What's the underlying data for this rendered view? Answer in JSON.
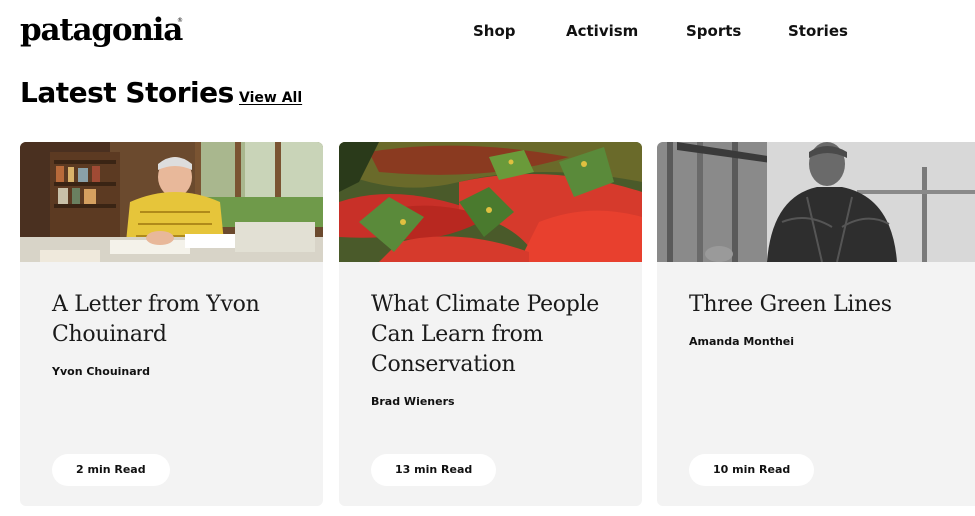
{
  "header": {
    "logo_text": "patagonia",
    "logo_reg": "®",
    "nav": [
      {
        "label": "Shop"
      },
      {
        "label": "Activism"
      },
      {
        "label": "Sports"
      },
      {
        "label": "Stories"
      }
    ]
  },
  "section": {
    "title": "Latest Stories",
    "view_all": "View All"
  },
  "cards": [
    {
      "image": "portrait-writing-letter",
      "title": "A Letter from Yvon Chouinard",
      "author": "Yvon Chouinard",
      "read_time": "2 min Read"
    },
    {
      "image": "red-salmon-school",
      "title": "What Climate People Can Learn from Conservation",
      "author": "Brad Wieners",
      "read_time": "13 min Read"
    },
    {
      "image": "black-white-portrait-man",
      "title": "Three Green Lines",
      "author": "Amanda Monthei",
      "read_time": "10 min Read"
    }
  ]
}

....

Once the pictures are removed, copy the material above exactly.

**SOLUTION FOR THIS PROBLEM:**
What's the underlying data for this rendered view? Answer in JSON.
{
  "header": {
    "logo_text": "patagonia",
    "logo_reg": "®",
    "nav": [
      {
        "label": "Shop"
      },
      {
        "label": "Activism"
      },
      {
        "label": "Sports"
      },
      {
        "label": "Stories"
      }
    ]
  },
  "section": {
    "title": "Latest Stories",
    "view_all": "View All"
  },
  "cards": [
    {
      "image": "portrait-writing-letter",
      "title": "A Letter from Yvon Chouinard",
      "author": "Yvon Chouinard",
      "read_time": "2 min Read"
    },
    {
      "image": "red-salmon-school",
      "title": "What Climate People Can Learn from Conservation",
      "author": "Brad Wieners",
      "read_time": "13 min Read"
    },
    {
      "image": "black-white-portrait-man",
      "title": "Three Green Lines",
      "author": "Amanda Monthei",
      "read_time": "10 min Read"
    }
  ]
}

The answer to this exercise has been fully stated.